Rough ER is most abundant in cells that produce large amounts of protein for export, such as

cells in digestive glands and antibody-producing cells.

Smooth ER- lacks ribosomes and has a smooth appearance. Smooth ER builds lipids such as


The Golgi apparatus is another system of flattened, membrane sacs.

The stacked membranes modify the vesicle contents as they move along.

Vesicles are small, spherically shaped sacs that are surrounded by a single membrane and are

classified by their contents. They often merge with the plasma membrane, and release their

contents to the outside of the cell.

Lysosomes- are vesicles that bud from the Golgi apparatus and contain digestive enzymes.

These enzymes can break down large molecules, such as preteins, nucleic acids, carbohydrates,

and phospholipids.

The cytoskeleton is a network of thin tubes and filaments that crisscrosses the cytosol. They give

shape and support to the cell. Also acts as a system of internal tracks on which items move

around inside the cell.

Microtubules- hollow tubes made of a protein called tubulin. They hold organelles in place,

maintain a cell's shape, and act as tracks that guide organelles and molecules as they move

within the cell.

o Microfilaments- fine, long thread of beadlike protein actin. They contribute to cell


Cilia and flagella- hair-like structures that extend from the surface of the cell. They assist in

movement. Cilia are short and are present in large numbers. Flagella are longer and are far less

numerous on the cell where they occur. Cilia- protists, flagella- sperm.

Centrioles- consist of two short cylinders of microtubules. They occur in animal cells, where they
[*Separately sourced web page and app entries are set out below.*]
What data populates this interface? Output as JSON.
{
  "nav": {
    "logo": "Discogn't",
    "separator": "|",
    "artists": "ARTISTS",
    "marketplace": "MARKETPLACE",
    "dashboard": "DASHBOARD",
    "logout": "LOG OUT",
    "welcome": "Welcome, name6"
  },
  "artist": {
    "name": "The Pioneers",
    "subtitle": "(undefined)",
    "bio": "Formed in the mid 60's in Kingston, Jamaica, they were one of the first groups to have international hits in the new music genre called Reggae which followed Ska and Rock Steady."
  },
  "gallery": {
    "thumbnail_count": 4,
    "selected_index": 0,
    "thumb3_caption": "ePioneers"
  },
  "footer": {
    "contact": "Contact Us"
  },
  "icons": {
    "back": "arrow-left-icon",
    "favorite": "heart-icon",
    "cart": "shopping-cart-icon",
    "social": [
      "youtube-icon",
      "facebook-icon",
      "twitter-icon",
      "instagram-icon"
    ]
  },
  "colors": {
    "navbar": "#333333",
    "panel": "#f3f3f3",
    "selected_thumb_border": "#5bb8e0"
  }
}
organize the microtubules of the cytoskeleton during cell division. Plant cells lack centrioles.